### PROBLEM STATEMENT:
Each line containing the string "MPWT" should be copied out of the entries.

### MATERIAL FOR THIS EXERCISE:
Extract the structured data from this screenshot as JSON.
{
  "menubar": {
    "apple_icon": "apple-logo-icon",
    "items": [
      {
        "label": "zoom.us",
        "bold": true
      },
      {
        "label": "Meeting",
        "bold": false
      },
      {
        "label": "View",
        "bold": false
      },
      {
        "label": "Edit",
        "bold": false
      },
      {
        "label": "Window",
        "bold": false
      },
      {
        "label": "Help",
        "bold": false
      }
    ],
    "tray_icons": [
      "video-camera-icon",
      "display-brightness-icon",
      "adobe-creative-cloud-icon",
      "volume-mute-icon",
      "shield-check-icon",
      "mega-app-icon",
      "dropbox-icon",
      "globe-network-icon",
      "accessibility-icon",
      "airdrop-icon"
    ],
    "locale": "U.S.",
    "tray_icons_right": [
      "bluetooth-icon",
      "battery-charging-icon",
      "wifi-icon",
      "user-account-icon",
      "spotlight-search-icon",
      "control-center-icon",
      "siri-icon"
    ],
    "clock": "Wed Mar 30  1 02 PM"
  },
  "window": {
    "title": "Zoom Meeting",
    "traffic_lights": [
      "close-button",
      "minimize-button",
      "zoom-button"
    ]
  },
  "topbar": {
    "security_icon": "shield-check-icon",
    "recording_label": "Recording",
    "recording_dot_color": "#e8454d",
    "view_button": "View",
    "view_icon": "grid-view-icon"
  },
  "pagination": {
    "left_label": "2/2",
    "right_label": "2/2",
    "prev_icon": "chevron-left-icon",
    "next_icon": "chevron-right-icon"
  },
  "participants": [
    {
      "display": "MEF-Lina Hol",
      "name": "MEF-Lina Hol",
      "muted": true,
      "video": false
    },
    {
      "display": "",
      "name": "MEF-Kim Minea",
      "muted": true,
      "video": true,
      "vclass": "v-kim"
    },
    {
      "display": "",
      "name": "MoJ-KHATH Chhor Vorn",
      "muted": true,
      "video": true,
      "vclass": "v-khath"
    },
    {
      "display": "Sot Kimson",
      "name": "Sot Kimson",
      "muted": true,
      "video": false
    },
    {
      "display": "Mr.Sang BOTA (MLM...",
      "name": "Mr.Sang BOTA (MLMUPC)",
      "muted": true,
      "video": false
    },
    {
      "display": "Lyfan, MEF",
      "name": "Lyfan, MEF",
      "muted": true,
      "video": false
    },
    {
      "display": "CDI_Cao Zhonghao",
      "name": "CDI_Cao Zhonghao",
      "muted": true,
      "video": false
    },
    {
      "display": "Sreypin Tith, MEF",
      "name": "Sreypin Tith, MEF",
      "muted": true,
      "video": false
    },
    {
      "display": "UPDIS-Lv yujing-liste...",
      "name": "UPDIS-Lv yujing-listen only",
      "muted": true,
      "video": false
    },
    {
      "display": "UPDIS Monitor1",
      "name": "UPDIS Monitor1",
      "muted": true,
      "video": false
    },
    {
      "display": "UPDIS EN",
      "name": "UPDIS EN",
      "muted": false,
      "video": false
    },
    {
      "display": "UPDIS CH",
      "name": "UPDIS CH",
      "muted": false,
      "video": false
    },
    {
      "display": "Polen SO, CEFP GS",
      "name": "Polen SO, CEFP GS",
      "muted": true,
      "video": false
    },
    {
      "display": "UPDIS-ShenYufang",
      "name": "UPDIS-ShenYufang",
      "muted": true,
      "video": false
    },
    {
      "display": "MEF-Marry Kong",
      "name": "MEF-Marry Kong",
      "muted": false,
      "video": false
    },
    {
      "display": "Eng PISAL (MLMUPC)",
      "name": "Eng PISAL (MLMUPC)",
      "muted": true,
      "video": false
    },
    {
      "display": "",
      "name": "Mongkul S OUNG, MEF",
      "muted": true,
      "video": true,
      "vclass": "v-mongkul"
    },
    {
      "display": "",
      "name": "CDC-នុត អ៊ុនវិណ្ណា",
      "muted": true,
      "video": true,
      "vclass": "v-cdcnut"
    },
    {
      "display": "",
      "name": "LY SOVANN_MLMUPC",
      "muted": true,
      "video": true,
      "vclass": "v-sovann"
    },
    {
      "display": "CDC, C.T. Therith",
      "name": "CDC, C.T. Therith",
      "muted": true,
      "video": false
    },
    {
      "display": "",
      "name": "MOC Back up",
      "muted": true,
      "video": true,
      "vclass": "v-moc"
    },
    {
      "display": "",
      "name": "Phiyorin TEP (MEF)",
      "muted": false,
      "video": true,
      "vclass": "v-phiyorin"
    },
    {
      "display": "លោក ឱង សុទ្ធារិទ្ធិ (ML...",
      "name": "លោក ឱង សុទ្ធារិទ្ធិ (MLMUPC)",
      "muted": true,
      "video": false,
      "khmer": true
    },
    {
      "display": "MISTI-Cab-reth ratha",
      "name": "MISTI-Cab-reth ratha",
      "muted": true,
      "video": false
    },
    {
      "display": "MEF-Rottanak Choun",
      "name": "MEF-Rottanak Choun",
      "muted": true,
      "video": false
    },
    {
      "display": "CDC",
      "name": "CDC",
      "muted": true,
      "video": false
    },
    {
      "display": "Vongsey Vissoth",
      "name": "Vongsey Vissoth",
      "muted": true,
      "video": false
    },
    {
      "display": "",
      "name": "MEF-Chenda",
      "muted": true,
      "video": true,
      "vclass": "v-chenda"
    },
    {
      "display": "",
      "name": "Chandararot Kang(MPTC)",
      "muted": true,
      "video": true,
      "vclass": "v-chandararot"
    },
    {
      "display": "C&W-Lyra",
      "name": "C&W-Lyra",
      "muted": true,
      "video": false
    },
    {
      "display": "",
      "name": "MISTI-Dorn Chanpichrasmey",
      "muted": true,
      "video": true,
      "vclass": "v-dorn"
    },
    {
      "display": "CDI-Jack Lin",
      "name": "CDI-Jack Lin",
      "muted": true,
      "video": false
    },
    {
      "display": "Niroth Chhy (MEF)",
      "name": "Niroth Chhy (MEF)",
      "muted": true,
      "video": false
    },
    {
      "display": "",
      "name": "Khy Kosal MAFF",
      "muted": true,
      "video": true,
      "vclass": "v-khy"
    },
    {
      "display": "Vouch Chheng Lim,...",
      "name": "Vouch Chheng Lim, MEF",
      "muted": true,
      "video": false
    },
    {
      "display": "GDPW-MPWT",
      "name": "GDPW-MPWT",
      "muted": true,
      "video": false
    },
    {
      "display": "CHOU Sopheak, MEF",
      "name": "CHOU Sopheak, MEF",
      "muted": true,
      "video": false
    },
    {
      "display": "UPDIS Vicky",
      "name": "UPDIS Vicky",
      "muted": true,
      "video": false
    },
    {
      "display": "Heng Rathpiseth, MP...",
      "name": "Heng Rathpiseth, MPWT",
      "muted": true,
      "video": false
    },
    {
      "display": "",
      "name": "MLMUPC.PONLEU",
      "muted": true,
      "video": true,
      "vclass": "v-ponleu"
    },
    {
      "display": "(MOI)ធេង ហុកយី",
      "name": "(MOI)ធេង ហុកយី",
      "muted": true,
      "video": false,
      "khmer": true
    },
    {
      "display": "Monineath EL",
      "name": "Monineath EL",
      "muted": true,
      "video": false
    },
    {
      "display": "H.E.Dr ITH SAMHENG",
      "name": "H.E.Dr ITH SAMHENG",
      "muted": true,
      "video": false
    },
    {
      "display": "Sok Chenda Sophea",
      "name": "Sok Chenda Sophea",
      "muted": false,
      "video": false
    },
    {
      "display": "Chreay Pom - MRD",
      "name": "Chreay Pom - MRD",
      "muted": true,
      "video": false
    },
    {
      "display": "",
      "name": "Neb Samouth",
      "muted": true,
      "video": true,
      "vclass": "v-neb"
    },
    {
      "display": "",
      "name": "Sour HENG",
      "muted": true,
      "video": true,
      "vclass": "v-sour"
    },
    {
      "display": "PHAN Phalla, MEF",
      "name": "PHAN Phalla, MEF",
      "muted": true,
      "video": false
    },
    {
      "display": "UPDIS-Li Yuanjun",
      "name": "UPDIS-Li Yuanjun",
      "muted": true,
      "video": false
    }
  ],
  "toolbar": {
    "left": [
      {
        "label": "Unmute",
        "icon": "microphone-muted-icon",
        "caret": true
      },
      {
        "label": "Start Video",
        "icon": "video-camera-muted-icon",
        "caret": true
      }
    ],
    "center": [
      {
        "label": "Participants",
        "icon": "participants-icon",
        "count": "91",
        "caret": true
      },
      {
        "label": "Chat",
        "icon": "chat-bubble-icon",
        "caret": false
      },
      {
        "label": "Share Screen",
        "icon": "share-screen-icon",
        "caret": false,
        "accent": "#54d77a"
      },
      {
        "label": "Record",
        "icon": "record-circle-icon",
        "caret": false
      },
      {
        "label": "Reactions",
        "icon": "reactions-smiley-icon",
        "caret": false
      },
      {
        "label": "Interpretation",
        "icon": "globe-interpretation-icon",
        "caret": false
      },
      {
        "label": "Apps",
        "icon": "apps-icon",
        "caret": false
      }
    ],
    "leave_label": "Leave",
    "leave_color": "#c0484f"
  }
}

### YOUR SOLUTION:
      "display": "GDPW-MPWT",
      "name": "GDPW-MPWT",
      "name": "Heng Rathpiseth, MPWT",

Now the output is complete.